■ Brief: Output the records. Match them exactly.

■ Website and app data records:
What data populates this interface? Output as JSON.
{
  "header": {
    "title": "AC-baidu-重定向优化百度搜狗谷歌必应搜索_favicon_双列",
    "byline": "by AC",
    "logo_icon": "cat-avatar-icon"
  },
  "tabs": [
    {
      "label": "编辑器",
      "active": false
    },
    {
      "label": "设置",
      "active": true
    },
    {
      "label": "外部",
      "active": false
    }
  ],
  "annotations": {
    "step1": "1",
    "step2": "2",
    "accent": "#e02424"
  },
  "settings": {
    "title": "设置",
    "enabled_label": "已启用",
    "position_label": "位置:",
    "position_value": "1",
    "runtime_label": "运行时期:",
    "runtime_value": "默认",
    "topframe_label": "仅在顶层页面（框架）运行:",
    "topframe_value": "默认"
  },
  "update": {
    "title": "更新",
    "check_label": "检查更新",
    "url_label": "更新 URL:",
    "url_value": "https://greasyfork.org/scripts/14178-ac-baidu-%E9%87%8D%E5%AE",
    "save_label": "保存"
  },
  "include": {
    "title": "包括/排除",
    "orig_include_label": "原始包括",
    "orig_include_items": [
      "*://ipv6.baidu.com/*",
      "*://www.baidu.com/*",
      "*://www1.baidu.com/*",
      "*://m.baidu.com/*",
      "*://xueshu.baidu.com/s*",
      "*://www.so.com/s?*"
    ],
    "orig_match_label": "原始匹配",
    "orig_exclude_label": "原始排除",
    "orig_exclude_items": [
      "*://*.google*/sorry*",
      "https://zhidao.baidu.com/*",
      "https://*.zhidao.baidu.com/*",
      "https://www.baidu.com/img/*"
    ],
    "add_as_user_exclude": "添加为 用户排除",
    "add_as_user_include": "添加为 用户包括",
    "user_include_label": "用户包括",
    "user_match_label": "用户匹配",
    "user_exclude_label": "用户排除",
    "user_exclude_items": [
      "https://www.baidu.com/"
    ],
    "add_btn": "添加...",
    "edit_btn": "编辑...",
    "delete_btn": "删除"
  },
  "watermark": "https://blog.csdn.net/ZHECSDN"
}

■ Response for this exercise:
What data populates this interface? Output as JSON.
{
  "header": {
    "title": "AC-baidu-重定向优化百度搜狗谷歌必应搜索_favicon_双列",
    "byline": "by AC",
    "logo_icon": "cat-avatar-icon"
  },
  "tabs": [
    {
      "label": "编辑器",
      "active": false
    },
    {
      "label": "设置",
      "active": true
    },
    {
      "label": "外部",
      "active": false
    }
  ],
  "annotations": {
    "step1": "1",
    "step2": "2",
    "accent": "#e02424"
  },
  "settings": {
    "title": "设置",
    "enabled_label": "已启用",
    "position_label": "位置:",
    "position_value": "1",
    "runtime_label": "运行时期:",
    "runtime_value": "默认",
    "topframe_label": "仅在顶层页面（框架）运行:",
    "topframe_value": "默认"
  },
  "update": {
    "title": "更新",
    "check_label": "检查更新",
    "url_label": "更新 URL:",
    "url_value": "https://greasyfork.org/scripts/14178-ac-baidu-%E9%87%8D%E5%AE",
    "save_label": "保存"
  },
  "include": {
    "title": "包括/排除",
    "orig_include_label": "原始包括",
    "orig_include_items": [
      "*://ipv6.baidu.com/*",
      "*://www.baidu.com/*",
      "*://www1.baidu.com/*",
      "*://m.baidu.com/*",
      "*://xueshu.baidu.com/s*",
      "*://www.so.com/s?*"
    ],
    "orig_match_label": "原始匹配",
    "orig_exclude_label": "原始排除",
    "orig_exclude_items": [
      "*://*.google*/sorry*",
      "https://zhidao.baidu.com/*",
      "https://*.zhidao.baidu.com/*",
      "https://www.baidu.com/img/*"
    ],
    "add_as_user_exclude": "添加为 用户排除",
    "add_as_user_include": "添加为 用户包括",
    "user_include_label": "用户包括",
    "user_match_label": "用户匹配",
    "user_exclude_label": "用户排除",
    "user_exclude_items": [
      "https://www.baidu.com/"
    ],
    "add_btn": "添加...",
    "edit_btn": "编辑...",
    "delete_btn": "删除"
  },
  "watermark": "https://blog.csdn.net/ZHECSDN"
}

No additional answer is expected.